=== Section Start ===

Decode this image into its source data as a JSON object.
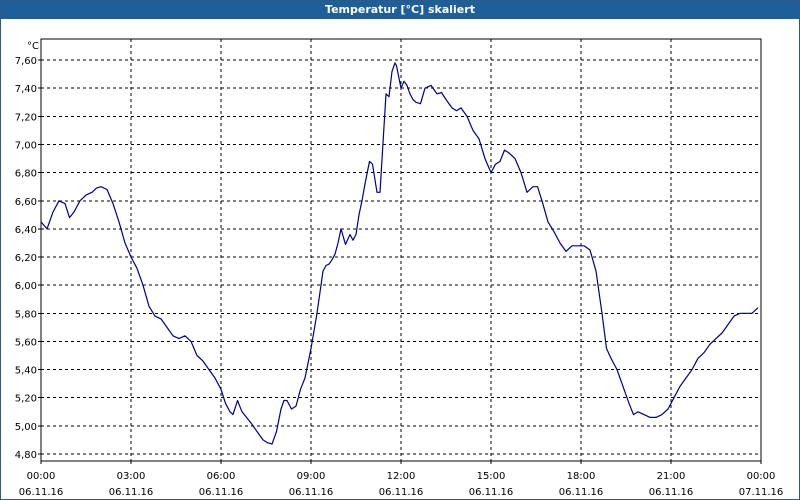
{
  "window": {
    "title": "Temperatur [°C] skaliert"
  },
  "colors": {
    "titlebar": "#1f5f99",
    "line": "#00008b",
    "grid": "#000000",
    "background": "#ffffff"
  },
  "chart_data": {
    "type": "line",
    "title": "Temperatur [°C] skaliert",
    "ylabel": "°C",
    "xlabel": "",
    "ylim": [
      4.75,
      7.75
    ],
    "xlim_hours": [
      0,
      24
    ],
    "grid": true,
    "y_ticks": [
      "4,80",
      "5,00",
      "5,20",
      "5,40",
      "5,60",
      "5,80",
      "6,00",
      "6,20",
      "6,40",
      "6,60",
      "6,80",
      "7,00",
      "7,20",
      "7,40",
      "7,60"
    ],
    "y_tick_values": [
      4.8,
      5.0,
      5.2,
      5.4,
      5.6,
      5.8,
      6.0,
      6.2,
      6.4,
      6.6,
      6.8,
      7.0,
      7.2,
      7.4,
      7.6
    ],
    "x_ticks": [
      {
        "time": "00:00",
        "date": "06.11.16",
        "hour": 0
      },
      {
        "time": "03:00",
        "date": "06.11.16",
        "hour": 3
      },
      {
        "time": "06:00",
        "date": "06.11.16",
        "hour": 6
      },
      {
        "time": "09:00",
        "date": "06.11.16",
        "hour": 9
      },
      {
        "time": "12:00",
        "date": "06.11.16",
        "hour": 12
      },
      {
        "time": "15:00",
        "date": "06.11.16",
        "hour": 15
      },
      {
        "time": "18:00",
        "date": "06.11.16",
        "hour": 18
      },
      {
        "time": "21:00",
        "date": "06.11.16",
        "hour": 21
      },
      {
        "time": "00:00",
        "date": "07.11.16",
        "hour": 24
      }
    ],
    "series": [
      {
        "x": [
          0.0,
          0.2,
          0.4,
          0.6,
          0.8,
          0.95,
          1.1,
          1.3,
          1.5,
          1.7,
          1.85,
          2.0,
          2.2,
          2.4,
          2.6,
          2.8,
          3.0,
          3.2,
          3.4,
          3.6,
          3.8,
          4.0,
          4.2,
          4.4,
          4.6,
          4.8,
          5.0,
          5.2,
          5.4,
          5.6,
          5.8,
          6.0,
          6.15,
          6.3,
          6.4,
          6.55,
          6.7,
          6.85,
          7.0,
          7.2,
          7.4,
          7.55,
          7.7,
          7.85,
          8.0,
          8.1,
          8.2,
          8.35,
          8.5,
          8.65,
          8.8,
          9.0,
          9.2,
          9.4,
          9.5,
          9.6,
          9.7,
          9.8,
          9.9,
          10.0,
          10.15,
          10.3,
          10.4,
          10.5,
          10.6,
          10.7,
          10.8,
          10.95,
          11.05,
          11.2,
          11.3,
          11.5,
          11.6,
          11.7,
          11.8,
          11.85,
          12.0,
          12.1,
          12.2,
          12.3,
          12.4,
          12.5,
          12.65,
          12.8,
          13.0,
          13.2,
          13.35,
          13.5,
          13.7,
          13.85,
          14.0,
          14.2,
          14.4,
          14.6,
          14.8,
          15.0,
          15.15,
          15.3,
          15.45,
          15.6,
          15.8,
          16.0,
          16.2,
          16.4,
          16.55,
          16.7,
          16.9,
          17.1,
          17.3,
          17.5,
          17.7,
          17.9,
          18.1,
          18.3,
          18.5,
          18.7,
          18.85,
          19.0,
          19.2,
          19.4,
          19.6,
          19.75,
          19.9,
          20.1,
          20.3,
          20.5,
          20.7,
          20.9,
          21.1,
          21.3,
          21.5,
          21.7,
          21.9,
          22.1,
          22.3,
          22.5,
          22.7,
          22.9,
          23.1,
          23.3,
          23.5,
          23.7,
          23.9
        ],
        "y": [
          6.45,
          6.4,
          6.52,
          6.6,
          6.58,
          6.48,
          6.52,
          6.6,
          6.64,
          6.66,
          6.69,
          6.7,
          6.68,
          6.58,
          6.45,
          6.3,
          6.2,
          6.12,
          6.0,
          5.85,
          5.78,
          5.76,
          5.7,
          5.64,
          5.62,
          5.64,
          5.6,
          5.5,
          5.46,
          5.4,
          5.34,
          5.26,
          5.16,
          5.1,
          5.08,
          5.18,
          5.1,
          5.06,
          5.02,
          4.96,
          4.9,
          4.88,
          4.87,
          4.96,
          5.12,
          5.18,
          5.18,
          5.12,
          5.14,
          5.26,
          5.34,
          5.55,
          5.8,
          6.1,
          6.14,
          6.15,
          6.18,
          6.22,
          6.3,
          6.4,
          6.29,
          6.36,
          6.32,
          6.36,
          6.5,
          6.6,
          6.72,
          6.88,
          6.86,
          6.66,
          6.66,
          7.36,
          7.34,
          7.52,
          7.58,
          7.56,
          7.4,
          7.45,
          7.42,
          7.36,
          7.32,
          7.3,
          7.29,
          7.4,
          7.42,
          7.36,
          7.37,
          7.32,
          7.26,
          7.24,
          7.26,
          7.2,
          7.1,
          7.04,
          6.9,
          6.8,
          6.86,
          6.88,
          6.96,
          6.94,
          6.9,
          6.8,
          6.66,
          6.7,
          6.7,
          6.6,
          6.45,
          6.38,
          6.3,
          6.24,
          6.28,
          6.28,
          6.28,
          6.25,
          6.1,
          5.8,
          5.55,
          5.48,
          5.4,
          5.28,
          5.16,
          5.08,
          5.1,
          5.08,
          5.06,
          5.06,
          5.08,
          5.12,
          5.2,
          5.28,
          5.34,
          5.4,
          5.48,
          5.52,
          5.58,
          5.62,
          5.66,
          5.72,
          5.78,
          5.8,
          5.8,
          5.8,
          5.84
        ]
      }
    ]
  }
}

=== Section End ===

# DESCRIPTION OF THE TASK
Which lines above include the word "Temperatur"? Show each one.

# THE COMPLETED TASK
    "title": "Temperatur [°C] skaliert"
    "title": "Temperatur [°C] skaliert",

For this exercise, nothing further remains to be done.